EXERCISE PROMPT: Output all the data exactly as it appears below.
TASK INPUTS Start Marker
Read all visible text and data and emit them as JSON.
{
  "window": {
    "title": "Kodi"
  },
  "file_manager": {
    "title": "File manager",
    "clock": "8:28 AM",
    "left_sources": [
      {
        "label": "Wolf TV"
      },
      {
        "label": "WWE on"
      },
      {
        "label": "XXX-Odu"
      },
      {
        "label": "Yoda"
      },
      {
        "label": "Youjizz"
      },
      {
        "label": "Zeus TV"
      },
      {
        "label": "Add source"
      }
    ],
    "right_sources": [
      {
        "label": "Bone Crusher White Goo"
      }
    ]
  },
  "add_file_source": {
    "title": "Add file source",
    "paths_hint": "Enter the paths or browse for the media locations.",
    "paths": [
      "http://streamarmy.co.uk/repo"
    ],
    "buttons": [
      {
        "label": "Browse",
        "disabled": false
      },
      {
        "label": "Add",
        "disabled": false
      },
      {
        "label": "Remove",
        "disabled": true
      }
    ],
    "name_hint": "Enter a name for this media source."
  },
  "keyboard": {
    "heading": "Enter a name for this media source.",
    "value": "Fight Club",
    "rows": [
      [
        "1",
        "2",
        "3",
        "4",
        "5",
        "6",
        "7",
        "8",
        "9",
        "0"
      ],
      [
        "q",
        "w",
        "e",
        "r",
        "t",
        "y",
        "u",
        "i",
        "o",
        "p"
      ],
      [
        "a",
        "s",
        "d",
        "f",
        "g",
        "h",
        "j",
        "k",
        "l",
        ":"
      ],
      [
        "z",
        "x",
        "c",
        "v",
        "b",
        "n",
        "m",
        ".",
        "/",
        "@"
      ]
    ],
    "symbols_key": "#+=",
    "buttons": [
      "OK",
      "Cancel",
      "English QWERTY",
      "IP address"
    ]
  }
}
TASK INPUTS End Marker
EXPECTED ANSWER:
Read all visible text and data and emit them as JSON.
{
  "window": {
    "title": "Kodi"
  },
  "file_manager": {
    "title": "File manager",
    "clock": "8:28 AM",
    "left_sources": [
      {
        "label": "Wolf TV"
      },
      {
        "label": "WWE on"
      },
      {
        "label": "XXX-Odu"
      },
      {
        "label": "Yoda"
      },
      {
        "label": "Youjizz"
      },
      {
        "label": "Zeus TV"
      },
      {
        "label": "Add source"
      }
    ],
    "right_sources": [
      {
        "label": "Bone Crusher White Goo"
      }
    ]
  },
  "add_file_source": {
    "title": "Add file source",
    "paths_hint": "Enter the paths or browse for the media locations.",
    "paths": [
      "http://streamarmy.co.uk/repo"
    ],
    "buttons": [
      {
        "label": "Browse",
        "disabled": false
      },
      {
        "label": "Add",
        "disabled": false
      },
      {
        "label": "Remove",
        "disabled": true
      }
    ],
    "name_hint": "Enter a name for this media source."
  },
  "keyboard": {
    "heading": "Enter a name for this media source.",
    "value": "Fight Club",
    "rows": [
      [
        "1",
        "2",
        "3",
        "4",
        "5",
        "6",
        "7",
        "8",
        "9",
        "0"
      ],
      [
        "q",
        "w",
        "e",
        "r",
        "t",
        "y",
        "u",
        "i",
        "o",
        "p"
      ],
      [
        "a",
        "s",
        "d",
        "f",
        "g",
        "h",
        "j",
        "k",
        "l",
        ":"
      ],
      [
        "z",
        "x",
        "c",
        "v",
        "b",
        "n",
        "m",
        ".",
        "/",
        "@"
      ]
    ],
    "symbols_key": "#+=",
    "buttons": [
      "OK",
      "Cancel",
      "English QWERTY",
      "IP address"
    ]
  }
}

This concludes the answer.